Uganda Program Updates

Program Updates for USAID Uganda

Last updated: November 14, 2019

November 14, 2019

Merab Namiwanda is an instructor at Ssanje Community Polytechnic Institute and a professional plumber. The mother of four attended a mason training conducted by USAID’s Uganda Sanitation for Health Activity in Kyotera, which demonstrated an improved sanitation product called SATO. SATO products are plastic devices distributed in Uganda by Nice House of Plastics on behalf of the Japanese company Lixil; they use a trap door to seal off toilets when not in use and provide a washable floor and hygienic experience for the user. Merab quickly grasped the benefits, including eliminating flies and odors from the toilet. Immediately after the training, she installed two SATO pans at her home.

November 14, 2019

In Uganda, only 17 percent of the population has access to improved sanitation. Even though almost 80 percent of households are reported to have some form of toilet, the quality of these facilities is often very poor, and expose Ugandans to diseases. Inadequate sanitary conditions at households, schools, and health centers cost the country the equivalent of USD$177 million per year in lost productivity and medical costs. Sanitation, therefore, remains a shared responsibility. Masons like Abeed Gabunga play a significant role in ensuring quality workmanship for improved sanitation.

September 18, 2019

At the age of 14, Annet Amony and her siblings were among what is now commonly known as “night commuters,” children who walked long distances from their villages to towns in search of a safe place to sleep, just to walk back the next morning. In the 1990’s, Northern Uganda was the battleground for a war between Uganda’s government and the Lord’s Resistance Army (LRA); villages were not safe - especially at night. Young girls were abducted and forced to become wives and slaves, while young boys were forcefully recruited as child soldiers. UNICEF estimates that over 40,000 children were routinely commuting at night to local towns in Northern Uganda in search of somewhere safe to sleep.

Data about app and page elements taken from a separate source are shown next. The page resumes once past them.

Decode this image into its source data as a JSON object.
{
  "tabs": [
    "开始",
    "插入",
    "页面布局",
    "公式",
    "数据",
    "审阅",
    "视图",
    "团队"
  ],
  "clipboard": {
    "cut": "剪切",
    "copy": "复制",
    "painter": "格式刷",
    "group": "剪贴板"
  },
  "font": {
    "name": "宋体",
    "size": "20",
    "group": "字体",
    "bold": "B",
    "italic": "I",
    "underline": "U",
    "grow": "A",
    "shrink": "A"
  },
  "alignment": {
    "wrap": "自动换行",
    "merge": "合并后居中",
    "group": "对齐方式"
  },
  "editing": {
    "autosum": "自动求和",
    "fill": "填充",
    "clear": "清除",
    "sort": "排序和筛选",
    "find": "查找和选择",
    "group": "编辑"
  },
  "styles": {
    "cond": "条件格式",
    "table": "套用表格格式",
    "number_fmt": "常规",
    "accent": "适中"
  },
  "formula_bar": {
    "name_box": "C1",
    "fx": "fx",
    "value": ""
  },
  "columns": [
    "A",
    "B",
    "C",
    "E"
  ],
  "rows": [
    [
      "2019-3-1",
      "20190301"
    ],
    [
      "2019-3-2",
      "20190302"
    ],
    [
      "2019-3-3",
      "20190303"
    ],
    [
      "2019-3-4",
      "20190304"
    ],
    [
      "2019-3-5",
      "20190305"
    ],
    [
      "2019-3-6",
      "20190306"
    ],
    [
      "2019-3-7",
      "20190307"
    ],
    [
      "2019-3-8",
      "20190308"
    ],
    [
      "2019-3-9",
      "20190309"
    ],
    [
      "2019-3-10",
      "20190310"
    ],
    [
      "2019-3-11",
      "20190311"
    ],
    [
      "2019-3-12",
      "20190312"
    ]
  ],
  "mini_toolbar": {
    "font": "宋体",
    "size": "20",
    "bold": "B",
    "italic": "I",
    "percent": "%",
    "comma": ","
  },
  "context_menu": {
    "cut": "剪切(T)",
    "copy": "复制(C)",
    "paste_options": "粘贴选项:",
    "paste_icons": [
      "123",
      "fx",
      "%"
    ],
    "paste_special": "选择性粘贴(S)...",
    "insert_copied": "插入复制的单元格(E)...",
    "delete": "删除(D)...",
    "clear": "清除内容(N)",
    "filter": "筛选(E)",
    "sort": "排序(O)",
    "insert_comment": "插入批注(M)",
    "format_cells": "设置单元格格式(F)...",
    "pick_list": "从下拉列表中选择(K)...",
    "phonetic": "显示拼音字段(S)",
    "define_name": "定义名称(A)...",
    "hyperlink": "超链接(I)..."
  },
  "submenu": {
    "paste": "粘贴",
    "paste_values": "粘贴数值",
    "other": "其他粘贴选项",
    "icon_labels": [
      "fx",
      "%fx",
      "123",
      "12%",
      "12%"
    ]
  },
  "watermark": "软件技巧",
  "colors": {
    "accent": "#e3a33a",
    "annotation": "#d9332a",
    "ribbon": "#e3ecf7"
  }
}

May 15, 2019

For decades Karamoja was a site of a brutal conflict between tribes who fought over land, raided cattle, and revenged the thefts with violence and sometimes death. Although the Ugandan government has successfully campaigned to disarm tribes since 2001, sporadic cattle raiding continues to ignite anger and periodic violence.

March 28, 2019

She was minutes old when we met her cuddled on her mother. Linda Chepkemboi rested her hand protectively over her baby.  This 19-year-old mother was tired but happy, and her child, yet to be named, was her first. Linda was forced to drop out of school and leave her parents’ home, when she discovered she was pregnant.